For reasons known only to General Howe, the British did not immediately pursue Washington’s retreating army after the victory of September 11. Instead, Howe remained in camp for several days along Brandywine Creek, then resumed the chase.
Washington received word of the British advance and chose to make a stand at a location on a valley road between Lancaster and Philadelphia. Skirmishing began on September 16 and British forces initiated flanking movements around the American lines. Before the armies were fully engaged, however, rain began and quickly turned into a steady downpour. Powder became wet, making firearms useless. This “battle” in the clouds of rain and fog never developed. Washington withdrew his forces, led his army to Reading for supplies and left behind a small force under Anthony Wayne to harass the presumed British movement toward Philadelphia.
Howe’s army found it nearly impossible to follow Washington over the rutted, muddy roads. The decision was made to wait out the storm, then move toward their objective.
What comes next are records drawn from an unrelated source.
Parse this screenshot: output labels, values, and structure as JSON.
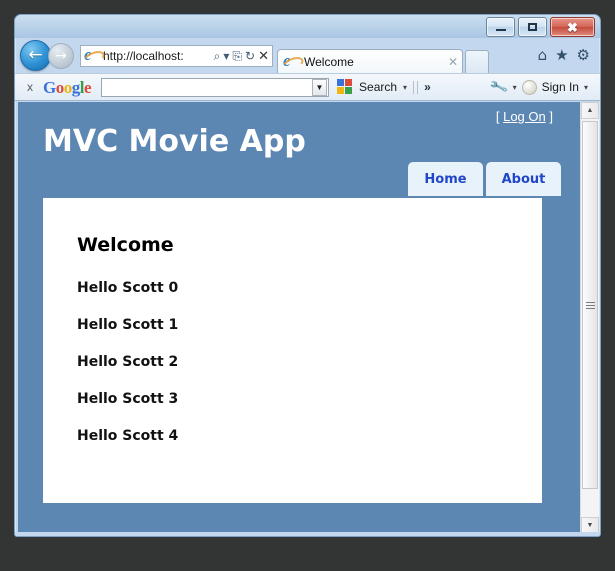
{
  "window": {
    "buttons": {
      "minimize": "Minimize",
      "maximize": "Maximize",
      "close": "✖"
    }
  },
  "browser": {
    "back_glyph": "←",
    "forward_glyph": "→",
    "address": {
      "url": "http://localhost:",
      "search_icon": "⌕",
      "dropdown_caret": "▾",
      "compat_icon": "⎘",
      "refresh_icon": "↻",
      "stop_icon": "✕"
    },
    "tab": {
      "title": "Welcome",
      "close_glyph": "✕"
    },
    "command_icons": {
      "home": "⌂",
      "favorites": "★",
      "tools": "⚙"
    }
  },
  "google_toolbar": {
    "close_label": "x",
    "logo": {
      "g1": "G",
      "o1": "o",
      "o2": "o",
      "g2": "g",
      "l": "l",
      "e": "e"
    },
    "search_value": "",
    "combo_caret": "▼",
    "search_label": "Search",
    "search_caret": "▾",
    "more_chevrons": "»",
    "wrench_caret": "▾",
    "signin_label": "Sign In",
    "signin_caret": "▾"
  },
  "page": {
    "logon_prefix": "[",
    "logon_link": "Log On",
    "logon_suffix": "]",
    "site_title": "MVC Movie App",
    "nav": [
      {
        "label": "Home"
      },
      {
        "label": "About"
      }
    ],
    "heading": "Welcome",
    "lines": [
      "Hello Scott 0",
      "Hello Scott 1",
      "Hello Scott 2",
      "Hello Scott 3",
      "Hello Scott 4"
    ]
  },
  "scrollbar": {
    "up_glyph": "▲",
    "down_glyph": "▼"
  },
  "colors": {
    "page_blue": "#5c87b2",
    "nav_tab_bg": "#e8f2fb",
    "nav_tab_text": "#2147c8",
    "content_bg": "#ffffff",
    "desktop": "#333434"
  }
}
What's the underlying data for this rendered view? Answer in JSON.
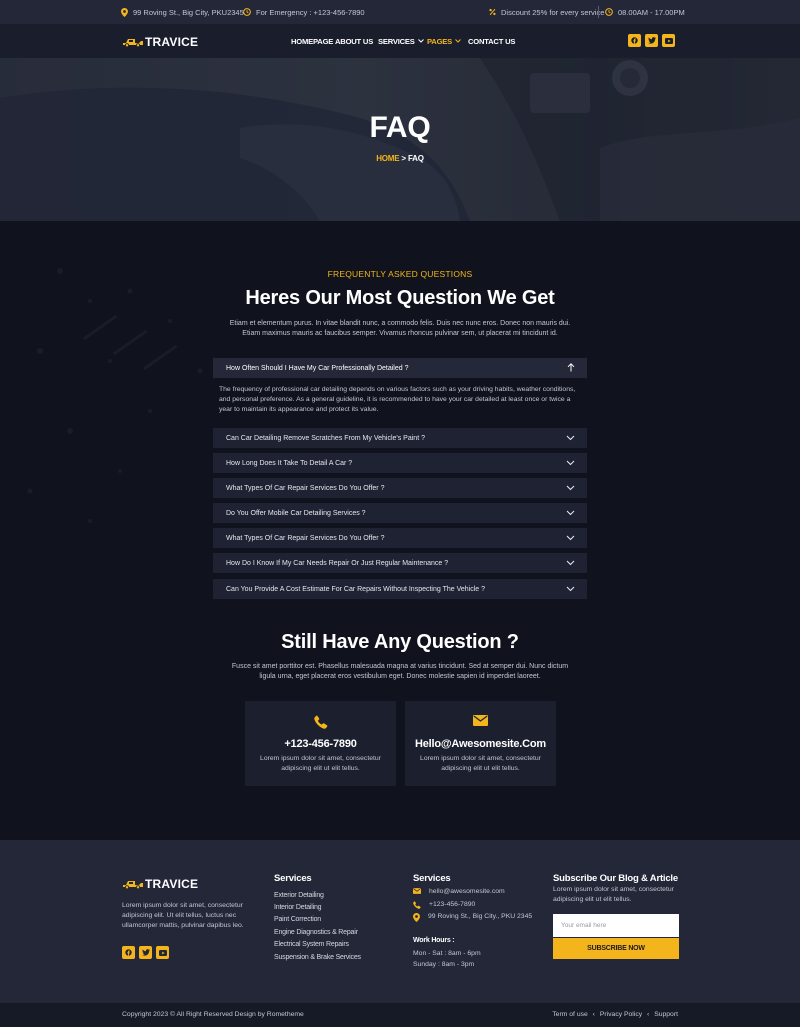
{
  "topbar": {
    "address": "99 Roving St., Big City, PKU2345",
    "emergency": "For Emergency : +123-456-7890",
    "discount": "Discount 25% for every service",
    "hours": "08.00AM - 17.00PM"
  },
  "brand": {
    "name": "TRAVICE"
  },
  "nav": {
    "items": [
      "HOMEPAGE",
      "ABOUT US",
      "SERVICES",
      "PAGES",
      "CONTACT US"
    ],
    "active": "PAGES"
  },
  "hero": {
    "title": "FAQ",
    "crumb_home": "HOME",
    "crumb_sep": ">",
    "crumb_current": "FAQ"
  },
  "faq": {
    "eyebrow": "FREQUENTLY ASKED QUESTIONS",
    "title": "Heres Our Most Question We Get",
    "lead": "Etiam et elementum purus. In vitae blandit nunc, a commodo felis. Duis nec nunc eros. Donec non mauris dui. Etiam maximus mauris ac faucibus semper. Vivamus rhoncus pulvinar sem, ut placerat mi tincidunt id.",
    "items": [
      {
        "q": "How Often Should I Have My Car Professionally Detailed ?",
        "a": "The frequency of professional car detailing depends on various factors such as your driving habits, weather conditions, and personal preference. As a general guideline, it is recommended to have your car detailed at least once or twice a year to maintain its appearance and protect its value."
      },
      {
        "q": "Can Car Detailing Remove Scratches From My Vehicle's Paint ?"
      },
      {
        "q": "How Long Does It Take To Detail A Car ?"
      },
      {
        "q": "What Types Of Car Repair Services Do You Offer ?"
      },
      {
        "q": "Do You Offer Mobile Car Detailing Services ?"
      },
      {
        "q": "What Types Of Car Repair Services Do You Offer ?"
      },
      {
        "q": "How Do I Know If My Car Needs Repair Or Just Regular Maintenance ?"
      },
      {
        "q": "Can You Provide A Cost Estimate For Car Repairs Without Inspecting The Vehicle ?"
      }
    ]
  },
  "still": {
    "title": "Still Have Any Question ?",
    "lead": "Fusce sit amet porttitor est. Phasellus malesuada magna at varius tincidunt. Sed at semper dui. Nunc dictum ligula urna, eget placerat eros vestibulum eget. Donec molestie sapien id imperdiet laoreet.",
    "cards": [
      {
        "icon": "phone-icon",
        "title": "+123-456-7890",
        "desc": "Lorem ipsum dolor sit amet, consectetur adipiscing elit ut elit tellus."
      },
      {
        "icon": "envelope-icon",
        "title": "Hello@Awesomesite.Com",
        "desc": "Lorem ipsum dolor sit amet, consectetur adipiscing elit ut elit tellus."
      }
    ]
  },
  "footer": {
    "about": "Lorem ipsum dolor sit amet, consectetur adipiscing elit. Ut elit tellus, luctus nec ullamcorper mattis, pulvinar dapibus leo.",
    "services_title": "Services",
    "services": [
      "Exterior Detailing",
      "Interior Detailing",
      "Paint Correction",
      "Engine Diagnostics & Repair",
      "Electrical System Repairs",
      "Suspension & Brake Services"
    ],
    "contact_title": "Services",
    "email": "hello@awesomesite.com",
    "phone": "+123-456-7890",
    "address": "99 Roving St., Big City., PKU 2345",
    "hours_title": "Work Hours :",
    "hours_weekday": "Mon - Sat : 8am - 6pm",
    "hours_sunday": "Sunday : 8am - 3pm",
    "subscribe_title": "Subscribe Our Blog & Article",
    "subscribe_text": "Lorem ipsum dolor sit amet, consectetur adipiscing elit ut elit tellus.",
    "email_placeholder": "Your email here",
    "subscribe_button": "SUBSCRIBE NOW"
  },
  "bottom": {
    "copyright": "Copyright 2023 © All Right Reserved Design by Rometheme",
    "links": [
      "Term of use",
      "Privacy Policy",
      "Support"
    ]
  },
  "colors": {
    "accent": "#f3b51b",
    "background": "#10131d",
    "panel": "#1e2233",
    "topbar": "#232738"
  }
}
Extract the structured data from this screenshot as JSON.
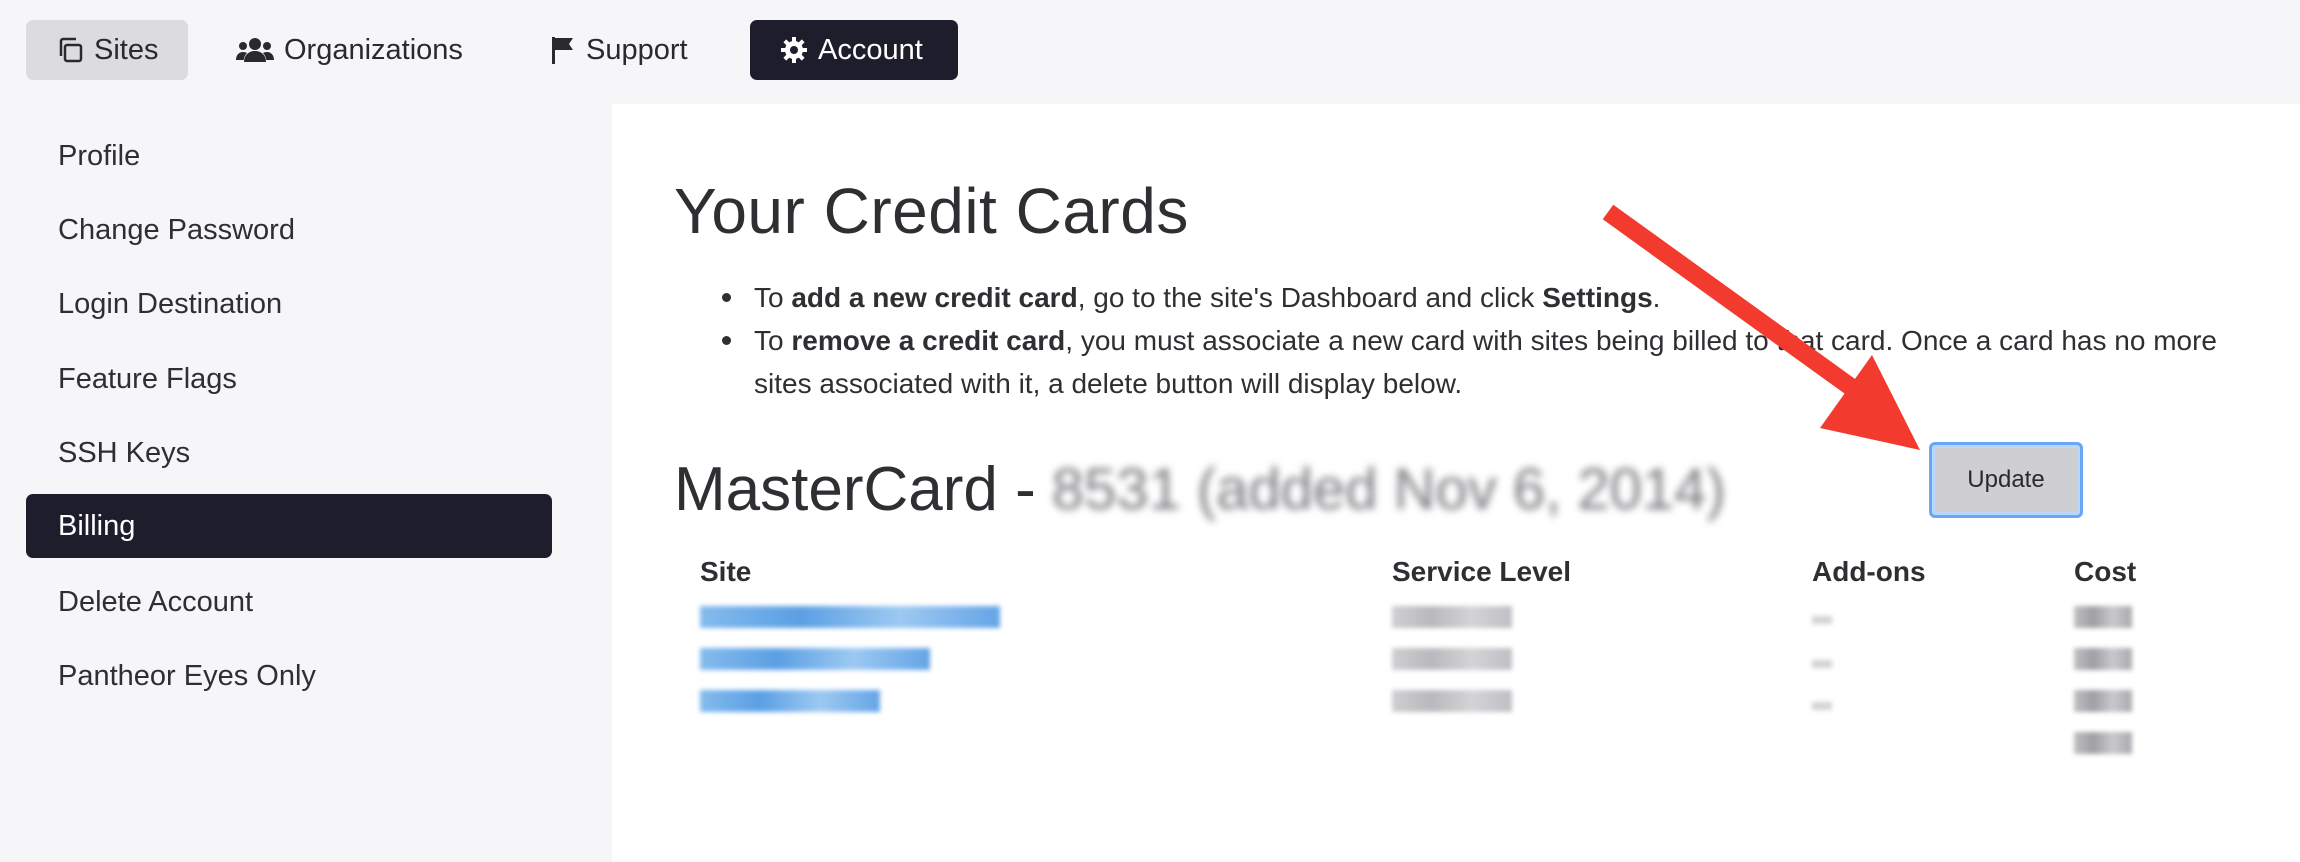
{
  "topnav": {
    "sites": "Sites",
    "organizations": "Organizations",
    "support": "Support",
    "account": "Account"
  },
  "sidebar": {
    "items": [
      {
        "label": "Profile"
      },
      {
        "label": "Change Password"
      },
      {
        "label": "Login Destination"
      },
      {
        "label": "Feature Flags"
      },
      {
        "label": "SSH Keys"
      },
      {
        "label": "Billing"
      },
      {
        "label": "Delete Account"
      },
      {
        "label": "Pantheor Eyes Only"
      }
    ],
    "active": "Billing"
  },
  "main": {
    "title": "Your Credit Cards",
    "bullet1": {
      "pre": "To ",
      "bold1": "add a new credit card",
      "mid": ", go to the site's Dashboard and click ",
      "bold2": "Settings",
      "post": "."
    },
    "bullet2": {
      "pre": "To ",
      "bold1": "remove a credit card",
      "post": ", you must associate a new card with sites being billed to that card. Once a card has no more sites associated with it, a delete button will display below."
    },
    "card": {
      "brand": "MasterCard -",
      "details_redacted": "8531 (added Nov 6, 2014)"
    },
    "update_label": "Update",
    "table": {
      "headers": [
        "Site",
        "Service Level",
        "Add-ons",
        "Cost"
      ]
    }
  },
  "colors": {
    "nav_active_bg": "#1d1d2b",
    "arrow": "#f23a2e",
    "update_border": "#6aa6f2"
  }
}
Wayne established a camp near Paoli, where he would be surprised by a British raid a few days later.